What the task requires -
Go through the entries below and collect each line with the string "this" in it.

Record set -

▽

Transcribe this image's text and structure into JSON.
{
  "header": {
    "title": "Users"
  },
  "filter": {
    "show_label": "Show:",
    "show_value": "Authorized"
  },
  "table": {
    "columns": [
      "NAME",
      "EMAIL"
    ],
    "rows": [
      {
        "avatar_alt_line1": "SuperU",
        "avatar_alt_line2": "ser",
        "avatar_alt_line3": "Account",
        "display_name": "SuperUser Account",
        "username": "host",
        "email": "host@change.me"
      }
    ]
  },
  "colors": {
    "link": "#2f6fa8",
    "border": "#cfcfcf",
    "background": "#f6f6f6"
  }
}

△
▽

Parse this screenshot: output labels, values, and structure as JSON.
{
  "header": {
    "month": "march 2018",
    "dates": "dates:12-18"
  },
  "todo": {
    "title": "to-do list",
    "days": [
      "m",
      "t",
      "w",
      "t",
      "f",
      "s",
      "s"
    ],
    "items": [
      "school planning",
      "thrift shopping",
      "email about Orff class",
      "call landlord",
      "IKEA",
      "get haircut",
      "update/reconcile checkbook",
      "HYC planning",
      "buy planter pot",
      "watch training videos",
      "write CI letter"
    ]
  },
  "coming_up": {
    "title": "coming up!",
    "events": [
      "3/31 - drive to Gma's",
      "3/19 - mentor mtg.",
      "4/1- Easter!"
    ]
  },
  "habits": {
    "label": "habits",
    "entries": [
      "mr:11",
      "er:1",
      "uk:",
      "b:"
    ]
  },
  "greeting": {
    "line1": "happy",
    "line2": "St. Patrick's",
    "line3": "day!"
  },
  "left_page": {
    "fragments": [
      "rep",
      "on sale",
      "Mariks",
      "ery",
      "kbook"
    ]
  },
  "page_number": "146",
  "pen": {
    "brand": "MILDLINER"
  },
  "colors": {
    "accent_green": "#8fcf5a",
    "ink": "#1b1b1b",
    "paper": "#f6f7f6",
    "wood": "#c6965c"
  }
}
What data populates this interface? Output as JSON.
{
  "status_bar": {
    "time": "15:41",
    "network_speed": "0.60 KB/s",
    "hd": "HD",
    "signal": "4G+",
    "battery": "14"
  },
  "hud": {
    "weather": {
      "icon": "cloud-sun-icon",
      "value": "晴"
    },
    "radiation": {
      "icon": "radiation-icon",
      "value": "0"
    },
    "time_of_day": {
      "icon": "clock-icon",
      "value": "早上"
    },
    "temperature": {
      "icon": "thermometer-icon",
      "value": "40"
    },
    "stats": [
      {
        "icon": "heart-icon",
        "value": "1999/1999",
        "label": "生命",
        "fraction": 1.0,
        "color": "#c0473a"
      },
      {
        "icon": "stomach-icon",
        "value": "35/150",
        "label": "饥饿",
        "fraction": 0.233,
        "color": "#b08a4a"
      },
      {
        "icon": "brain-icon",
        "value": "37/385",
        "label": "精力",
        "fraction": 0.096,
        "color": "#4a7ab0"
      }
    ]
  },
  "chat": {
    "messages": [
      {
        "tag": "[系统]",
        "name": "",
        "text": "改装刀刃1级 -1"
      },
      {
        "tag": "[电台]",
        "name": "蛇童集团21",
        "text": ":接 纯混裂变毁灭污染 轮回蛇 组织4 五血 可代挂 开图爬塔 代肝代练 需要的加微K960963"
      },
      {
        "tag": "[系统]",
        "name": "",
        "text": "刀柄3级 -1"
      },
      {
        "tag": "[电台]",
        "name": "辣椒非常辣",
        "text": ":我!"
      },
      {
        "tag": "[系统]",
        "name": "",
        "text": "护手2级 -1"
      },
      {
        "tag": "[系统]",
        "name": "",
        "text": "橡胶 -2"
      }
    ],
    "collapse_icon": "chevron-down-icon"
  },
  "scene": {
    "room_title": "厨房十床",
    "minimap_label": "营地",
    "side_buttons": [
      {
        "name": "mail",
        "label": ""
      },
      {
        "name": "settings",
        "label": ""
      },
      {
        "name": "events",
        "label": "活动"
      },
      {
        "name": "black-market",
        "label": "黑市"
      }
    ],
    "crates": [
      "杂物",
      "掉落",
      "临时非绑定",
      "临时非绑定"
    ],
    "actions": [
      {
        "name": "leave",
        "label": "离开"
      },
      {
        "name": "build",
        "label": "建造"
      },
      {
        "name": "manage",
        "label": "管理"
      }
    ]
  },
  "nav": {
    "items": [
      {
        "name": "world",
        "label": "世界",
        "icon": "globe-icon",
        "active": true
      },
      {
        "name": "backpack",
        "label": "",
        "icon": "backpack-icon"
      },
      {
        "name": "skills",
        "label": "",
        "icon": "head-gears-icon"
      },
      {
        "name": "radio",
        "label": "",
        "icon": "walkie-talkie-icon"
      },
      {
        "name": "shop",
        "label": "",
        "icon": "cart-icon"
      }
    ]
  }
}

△
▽

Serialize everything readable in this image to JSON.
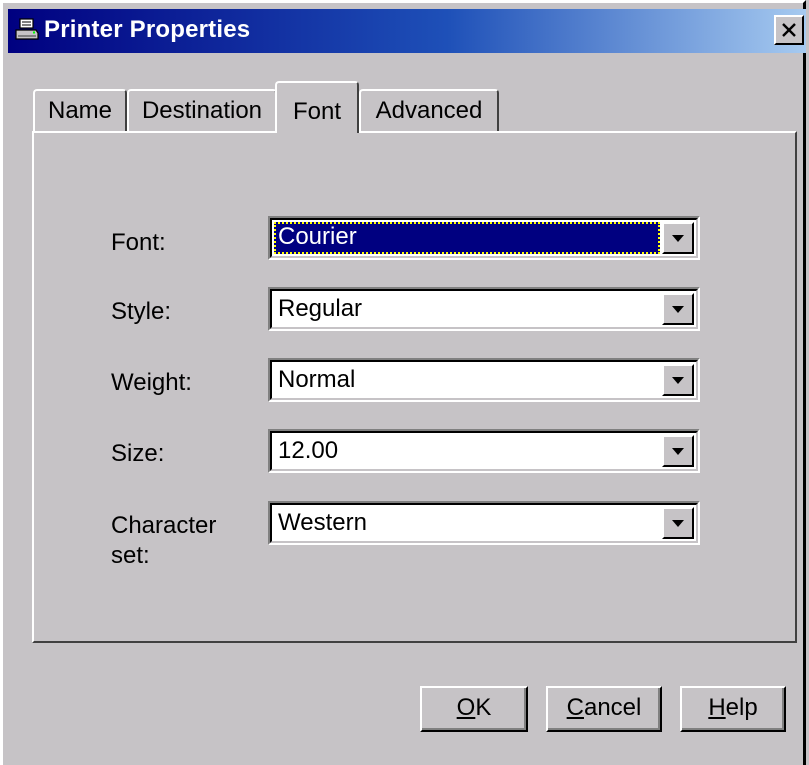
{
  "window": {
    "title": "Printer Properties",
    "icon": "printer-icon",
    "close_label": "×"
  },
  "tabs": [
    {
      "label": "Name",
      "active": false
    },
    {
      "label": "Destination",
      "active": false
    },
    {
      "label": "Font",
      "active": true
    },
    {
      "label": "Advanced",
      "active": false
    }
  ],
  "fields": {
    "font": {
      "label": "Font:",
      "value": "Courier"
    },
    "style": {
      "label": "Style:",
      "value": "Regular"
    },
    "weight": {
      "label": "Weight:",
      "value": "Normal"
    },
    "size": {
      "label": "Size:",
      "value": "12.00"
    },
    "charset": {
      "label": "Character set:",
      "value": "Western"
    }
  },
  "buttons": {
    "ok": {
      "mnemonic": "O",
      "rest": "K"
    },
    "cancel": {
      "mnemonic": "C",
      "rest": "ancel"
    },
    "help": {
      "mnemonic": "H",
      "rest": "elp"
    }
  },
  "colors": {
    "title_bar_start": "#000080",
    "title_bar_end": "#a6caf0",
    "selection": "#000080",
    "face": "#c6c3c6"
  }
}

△

Answer space -
Transcribe this image's text and structure into JSON.
Parse this screenshot: output labels, values, and structure as JSON.
What data populates this interface? Output as JSON.
Serialize everything readable in this image to JSON.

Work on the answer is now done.